US support for the accession of East European countries to the various Western-oriented international economic organizations, such as the General Agreement on Tariffs and Trade (GATT) and the International Monetary Fund (IMF), might help to provide additional forums for East European contacts with Western countries, although the present nature of Soviet-type economic systems precludes any meaningful adherence to the policies of these organizations.
Outside the trade field, encouragement of tourism and exchanges of delegations and of university students and professors could be pressed further.
There is another general consideration bearing on the “bridge” policy as a whole. This is to avoid unnecessary competition with our Western European allies in certain Eastern European countries. By virtue of history and economic factors, several NATO states are better qualified to undertake some aspects of the “bridge building” and could be encouraged to expand their current role.

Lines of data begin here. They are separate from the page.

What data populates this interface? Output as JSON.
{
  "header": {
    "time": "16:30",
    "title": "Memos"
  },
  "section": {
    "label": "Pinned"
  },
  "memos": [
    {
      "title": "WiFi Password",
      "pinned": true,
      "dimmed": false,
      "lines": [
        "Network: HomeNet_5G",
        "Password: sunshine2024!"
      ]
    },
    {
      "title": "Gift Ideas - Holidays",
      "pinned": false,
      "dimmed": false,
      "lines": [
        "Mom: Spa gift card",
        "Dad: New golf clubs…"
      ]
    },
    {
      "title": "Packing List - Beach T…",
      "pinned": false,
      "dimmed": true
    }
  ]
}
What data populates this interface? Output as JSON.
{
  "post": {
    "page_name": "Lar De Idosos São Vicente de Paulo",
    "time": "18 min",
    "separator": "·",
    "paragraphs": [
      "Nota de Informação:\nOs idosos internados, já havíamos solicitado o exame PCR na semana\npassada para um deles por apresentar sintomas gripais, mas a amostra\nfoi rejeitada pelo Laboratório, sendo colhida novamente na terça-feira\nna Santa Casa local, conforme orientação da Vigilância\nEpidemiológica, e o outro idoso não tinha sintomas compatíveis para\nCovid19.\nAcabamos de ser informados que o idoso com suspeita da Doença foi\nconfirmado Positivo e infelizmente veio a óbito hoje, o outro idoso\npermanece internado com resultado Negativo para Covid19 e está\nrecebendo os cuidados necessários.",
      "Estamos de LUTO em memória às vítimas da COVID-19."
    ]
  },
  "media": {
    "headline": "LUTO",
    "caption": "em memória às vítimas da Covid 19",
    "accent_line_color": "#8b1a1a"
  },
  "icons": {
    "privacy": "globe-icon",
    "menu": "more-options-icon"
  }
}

Whatever steps the US may take to improve relations with Eastern Europe will necessarily influence the policies of our NATO allies.
Appended are annexes detailing possible approaches for each country in the area.3
R. J. Smith
  1. Source: Johnson Library, National Security File, Country File, East Europe, Vol. 7. Secret; No Foreign Dissem. A handwritten note on the source text by McCone reads: “Personal for McGeorge Bundy, JAM.” In a June 26 memorandum to Bundy, attached to the source text, McCone explained that the memorandum printed here consisted of “some ideas that we have developed as to how these bridges might be constructed.” He noted that no attempt had been made “to deal with the questions of legal restrictions or the practicality of suggestions on the basis of political or public opinion considerations.”
  2. Appended as Annex I is a summary of former Ambassador Kennan’s views on US policy toward Yugoslavia, written in December 1962. His views are pertinent to the “bridge building” policy. [Footnote in the source text. For text of Kennan’s memorandum, dated November 28, 1962, see Foreign Relations, 1961–1963, vol. XVI, Document 140.]
  3. None printed.